- **The task**
Every record here needs to be duplicated exactly.

- **Information supplied**

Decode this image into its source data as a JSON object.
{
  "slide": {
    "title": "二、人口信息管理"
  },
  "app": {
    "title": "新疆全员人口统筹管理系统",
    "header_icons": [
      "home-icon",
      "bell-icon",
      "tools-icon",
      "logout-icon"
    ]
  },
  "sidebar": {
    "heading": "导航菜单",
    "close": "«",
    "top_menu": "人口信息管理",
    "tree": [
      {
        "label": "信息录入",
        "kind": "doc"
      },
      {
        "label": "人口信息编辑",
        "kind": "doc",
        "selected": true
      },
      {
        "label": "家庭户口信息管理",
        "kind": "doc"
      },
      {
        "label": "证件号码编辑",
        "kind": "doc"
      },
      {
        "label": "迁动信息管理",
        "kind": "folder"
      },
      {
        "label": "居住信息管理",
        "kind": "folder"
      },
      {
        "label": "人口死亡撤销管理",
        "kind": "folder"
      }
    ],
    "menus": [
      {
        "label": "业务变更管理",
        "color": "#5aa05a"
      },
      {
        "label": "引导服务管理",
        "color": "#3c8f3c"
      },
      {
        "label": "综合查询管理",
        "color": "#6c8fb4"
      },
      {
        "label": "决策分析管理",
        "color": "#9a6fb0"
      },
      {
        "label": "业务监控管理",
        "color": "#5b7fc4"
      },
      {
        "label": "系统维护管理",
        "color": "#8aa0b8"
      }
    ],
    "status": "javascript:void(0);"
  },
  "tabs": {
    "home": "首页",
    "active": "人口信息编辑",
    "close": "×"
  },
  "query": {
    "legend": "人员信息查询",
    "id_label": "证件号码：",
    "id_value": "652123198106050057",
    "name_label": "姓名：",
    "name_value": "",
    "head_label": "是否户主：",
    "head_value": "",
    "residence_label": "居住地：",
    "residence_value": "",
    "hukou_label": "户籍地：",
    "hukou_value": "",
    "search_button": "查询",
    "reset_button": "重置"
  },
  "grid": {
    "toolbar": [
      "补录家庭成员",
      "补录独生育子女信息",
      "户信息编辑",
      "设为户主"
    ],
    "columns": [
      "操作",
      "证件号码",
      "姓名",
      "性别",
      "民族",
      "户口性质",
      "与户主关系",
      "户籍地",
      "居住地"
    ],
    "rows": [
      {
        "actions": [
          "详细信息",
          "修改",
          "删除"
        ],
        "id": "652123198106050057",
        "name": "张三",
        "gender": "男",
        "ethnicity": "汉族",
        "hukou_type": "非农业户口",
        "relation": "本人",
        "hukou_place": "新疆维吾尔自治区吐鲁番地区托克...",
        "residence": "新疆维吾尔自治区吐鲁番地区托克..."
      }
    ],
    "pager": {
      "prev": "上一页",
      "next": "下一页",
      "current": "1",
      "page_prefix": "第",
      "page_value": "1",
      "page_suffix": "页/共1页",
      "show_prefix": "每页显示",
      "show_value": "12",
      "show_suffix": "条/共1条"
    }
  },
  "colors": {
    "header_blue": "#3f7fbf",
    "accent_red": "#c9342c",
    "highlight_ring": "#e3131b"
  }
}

- **Exercise output**
Decode this image into its source data as a JSON object.
{
  "slide": {
    "title": "二、人口信息管理"
  },
  "app": {
    "title": "新疆全员人口统筹管理系统",
    "header_icons": [
      "home-icon",
      "bell-icon",
      "tools-icon",
      "logout-icon"
    ]
  },
  "sidebar": {
    "heading": "导航菜单",
    "close": "«",
    "top_menu": "人口信息管理",
    "tree": [
      {
        "label": "信息录入",
        "kind": "doc"
      },
      {
        "label": "人口信息编辑",
        "kind": "doc",
        "selected": true
      },
      {
        "label": "家庭户口信息管理",
        "kind": "doc"
      },
      {
        "label": "证件号码编辑",
        "kind": "doc"
      },
      {
        "label": "迁动信息管理",
        "kind": "folder"
      },
      {
        "label": "居住信息管理",
        "kind": "folder"
      },
      {
        "label": "人口死亡撤销管理",
        "kind": "folder"
      }
    ],
    "menus": [
      {
        "label": "业务变更管理",
        "color": "#5aa05a"
      },
      {
        "label": "引导服务管理",
        "color": "#3c8f3c"
      },
      {
        "label": "综合查询管理",
        "color": "#6c8fb4"
      },
      {
        "label": "决策分析管理",
        "color": "#9a6fb0"
      },
      {
        "label": "业务监控管理",
        "color": "#5b7fc4"
      },
      {
        "label": "系统维护管理",
        "color": "#8aa0b8"
      }
    ],
    "status": "javascript:void(0);"
  },
  "tabs": {
    "home": "首页",
    "active": "人口信息编辑",
    "close": "×"
  },
  "query": {
    "legend": "人员信息查询",
    "id_label": "证件号码：",
    "id_value": "652123198106050057",
    "name_label": "姓名：",
    "name_value": "",
    "head_label": "是否户主：",
    "head_value": "",
    "residence_label": "居住地：",
    "residence_value": "",
    "hukou_label": "户籍地：",
    "hukou_value": "",
    "search_button": "查询",
    "reset_button": "重置"
  },
  "grid": {
    "toolbar": [
      "补录家庭成员",
      "补录独生育子女信息",
      "户信息编辑",
      "设为户主"
    ],
    "columns": [
      "操作",
      "证件号码",
      "姓名",
      "性别",
      "民族",
      "户口性质",
      "与户主关系",
      "户籍地",
      "居住地"
    ],
    "rows": [
      {
        "actions": [
          "详细信息",
          "修改",
          "删除"
        ],
        "id": "652123198106050057",
        "name": "张三",
        "gender": "男",
        "ethnicity": "汉族",
        "hukou_type": "非农业户口",
        "relation": "本人",
        "hukou_place": "新疆维吾尔自治区吐鲁番地区托克...",
        "residence": "新疆维吾尔自治区吐鲁番地区托克..."
      }
    ],
    "pager": {
      "prev": "上一页",
      "next": "下一页",
      "current": "1",
      "page_prefix": "第",
      "page_value": "1",
      "page_suffix": "页/共1页",
      "show_prefix": "每页显示",
      "show_value": "12",
      "show_suffix": "条/共1条"
    }
  },
  "colors": {
    "header_blue": "#3f7fbf",
    "accent_red": "#c9342c",
    "highlight_ring": "#e3131b"
  }
}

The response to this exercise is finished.